### [To do]
Below are entries; count each line that holds the word "tiny" and report the number without any other words.

((

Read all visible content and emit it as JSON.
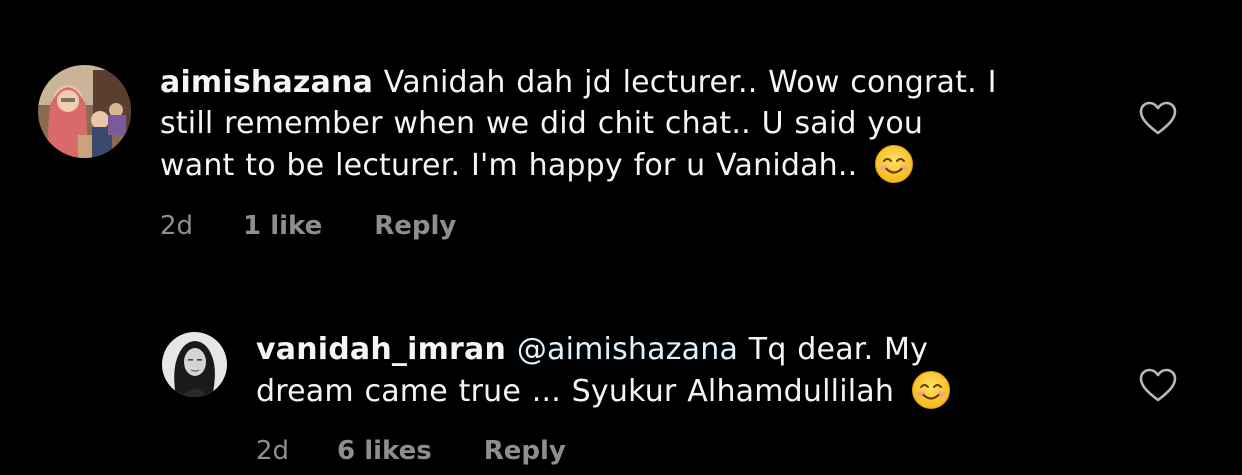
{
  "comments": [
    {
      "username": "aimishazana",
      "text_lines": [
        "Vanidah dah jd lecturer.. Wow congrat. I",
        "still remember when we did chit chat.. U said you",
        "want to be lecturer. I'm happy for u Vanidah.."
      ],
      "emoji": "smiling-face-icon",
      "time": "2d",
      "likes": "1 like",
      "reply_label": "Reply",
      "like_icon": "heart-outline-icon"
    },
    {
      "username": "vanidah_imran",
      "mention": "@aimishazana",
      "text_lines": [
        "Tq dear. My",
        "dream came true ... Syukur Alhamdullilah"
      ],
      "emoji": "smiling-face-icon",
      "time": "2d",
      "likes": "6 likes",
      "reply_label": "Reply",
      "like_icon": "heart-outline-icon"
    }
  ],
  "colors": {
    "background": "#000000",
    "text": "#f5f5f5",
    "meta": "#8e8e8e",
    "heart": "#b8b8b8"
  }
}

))
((

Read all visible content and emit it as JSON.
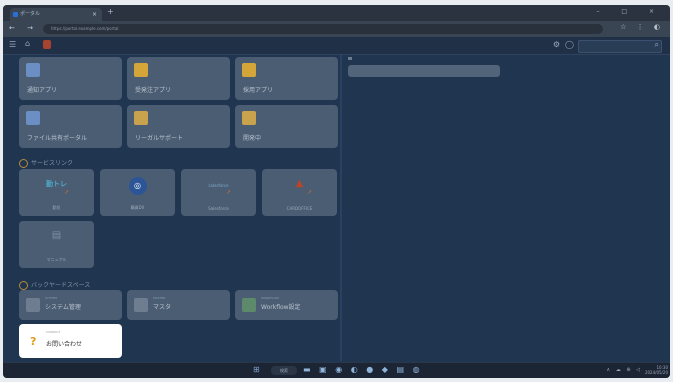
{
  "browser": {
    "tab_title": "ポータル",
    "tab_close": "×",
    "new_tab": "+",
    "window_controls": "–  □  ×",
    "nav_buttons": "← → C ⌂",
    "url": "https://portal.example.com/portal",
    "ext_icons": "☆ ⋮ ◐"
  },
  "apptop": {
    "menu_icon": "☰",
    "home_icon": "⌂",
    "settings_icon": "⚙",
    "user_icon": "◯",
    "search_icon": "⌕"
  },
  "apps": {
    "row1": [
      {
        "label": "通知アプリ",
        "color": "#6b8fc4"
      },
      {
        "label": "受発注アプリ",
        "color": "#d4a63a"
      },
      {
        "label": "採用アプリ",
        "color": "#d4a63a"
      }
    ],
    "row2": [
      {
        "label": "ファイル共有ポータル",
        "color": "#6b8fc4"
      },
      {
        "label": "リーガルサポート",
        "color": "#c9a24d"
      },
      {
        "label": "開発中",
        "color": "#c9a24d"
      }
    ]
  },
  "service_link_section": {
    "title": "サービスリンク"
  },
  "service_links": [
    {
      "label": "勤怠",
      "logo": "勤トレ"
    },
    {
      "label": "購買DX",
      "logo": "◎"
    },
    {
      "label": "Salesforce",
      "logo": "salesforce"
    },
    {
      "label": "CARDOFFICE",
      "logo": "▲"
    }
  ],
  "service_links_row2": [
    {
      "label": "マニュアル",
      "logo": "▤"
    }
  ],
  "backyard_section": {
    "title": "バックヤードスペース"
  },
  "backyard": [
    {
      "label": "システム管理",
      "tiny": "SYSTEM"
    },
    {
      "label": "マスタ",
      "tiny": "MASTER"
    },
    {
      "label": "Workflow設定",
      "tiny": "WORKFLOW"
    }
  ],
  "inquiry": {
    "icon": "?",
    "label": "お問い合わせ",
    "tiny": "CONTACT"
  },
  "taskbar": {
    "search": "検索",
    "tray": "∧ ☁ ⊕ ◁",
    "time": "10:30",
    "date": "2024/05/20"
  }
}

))

### [Your solution]
4